WHAT TO DO: All of the data is to be copied word for word.

RECORDS FOR THIS EXERCISE:
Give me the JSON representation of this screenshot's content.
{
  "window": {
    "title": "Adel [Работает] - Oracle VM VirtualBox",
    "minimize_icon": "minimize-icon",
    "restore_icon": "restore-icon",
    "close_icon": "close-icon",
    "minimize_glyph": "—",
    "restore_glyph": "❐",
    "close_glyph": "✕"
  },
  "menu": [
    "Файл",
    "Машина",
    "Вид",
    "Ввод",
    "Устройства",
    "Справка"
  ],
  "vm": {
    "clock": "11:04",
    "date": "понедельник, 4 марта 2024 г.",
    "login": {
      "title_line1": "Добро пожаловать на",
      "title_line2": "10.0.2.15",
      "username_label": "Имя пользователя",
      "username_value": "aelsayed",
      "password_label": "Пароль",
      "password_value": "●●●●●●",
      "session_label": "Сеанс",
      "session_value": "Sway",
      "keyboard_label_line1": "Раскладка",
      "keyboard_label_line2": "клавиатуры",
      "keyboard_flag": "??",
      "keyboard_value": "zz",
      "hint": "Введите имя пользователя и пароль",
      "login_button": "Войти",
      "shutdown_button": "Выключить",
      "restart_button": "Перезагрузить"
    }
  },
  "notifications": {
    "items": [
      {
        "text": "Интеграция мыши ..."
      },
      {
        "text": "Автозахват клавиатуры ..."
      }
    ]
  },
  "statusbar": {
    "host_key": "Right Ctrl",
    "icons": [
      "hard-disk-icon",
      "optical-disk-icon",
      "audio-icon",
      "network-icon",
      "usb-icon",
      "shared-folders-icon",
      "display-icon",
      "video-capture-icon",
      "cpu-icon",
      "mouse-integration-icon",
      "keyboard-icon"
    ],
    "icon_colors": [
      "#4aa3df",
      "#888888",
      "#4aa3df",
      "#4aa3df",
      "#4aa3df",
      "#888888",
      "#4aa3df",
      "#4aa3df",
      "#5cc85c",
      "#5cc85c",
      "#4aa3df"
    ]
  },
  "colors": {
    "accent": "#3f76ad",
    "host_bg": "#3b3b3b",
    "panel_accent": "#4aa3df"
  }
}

EXERCISE ANSWER:
Give me the JSON representation of this screenshot's content.
{
  "window": {
    "title": "Adel [Работает] - Oracle VM VirtualBox",
    "minimize_icon": "minimize-icon",
    "restore_icon": "restore-icon",
    "close_icon": "close-icon",
    "minimize_glyph": "—",
    "restore_glyph": "❐",
    "close_glyph": "✕"
  },
  "menu": [
    "Файл",
    "Машина",
    "Вид",
    "Ввод",
    "Устройства",
    "Справка"
  ],
  "vm": {
    "clock": "11:04",
    "date": "понедельник, 4 марта 2024 г.",
    "login": {
      "title_line1": "Добро пожаловать на",
      "title_line2": "10.0.2.15",
      "username_label": "Имя пользователя",
      "username_value": "aelsayed",
      "password_label": "Пароль",
      "password_value": "●●●●●●",
      "session_label": "Сеанс",
      "session_value": "Sway",
      "keyboard_label_line1": "Раскладка",
      "keyboard_label_line2": "клавиатуры",
      "keyboard_flag": "??",
      "keyboard_value": "zz",
      "hint": "Введите имя пользователя и пароль",
      "login_button": "Войти",
      "shutdown_button": "Выключить",
      "restart_button": "Перезагрузить"
    }
  },
  "notifications": {
    "items": [
      {
        "text": "Интеграция мыши ..."
      },
      {
        "text": "Автозахват клавиатуры ..."
      }
    ]
  },
  "statusbar": {
    "host_key": "Right Ctrl",
    "icons": [
      "hard-disk-icon",
      "optical-disk-icon",
      "audio-icon",
      "network-icon",
      "usb-icon",
      "shared-folders-icon",
      "display-icon",
      "video-capture-icon",
      "cpu-icon",
      "mouse-integration-icon",
      "keyboard-icon"
    ],
    "icon_colors": [
      "#4aa3df",
      "#888888",
      "#4aa3df",
      "#4aa3df",
      "#4aa3df",
      "#888888",
      "#4aa3df",
      "#4aa3df",
      "#5cc85c",
      "#5cc85c",
      "#4aa3df"
    ]
  },
  "colors": {
    "accent": "#3f76ad",
    "host_bg": "#3b3b3b",
    "panel_accent": "#4aa3df"
  }
}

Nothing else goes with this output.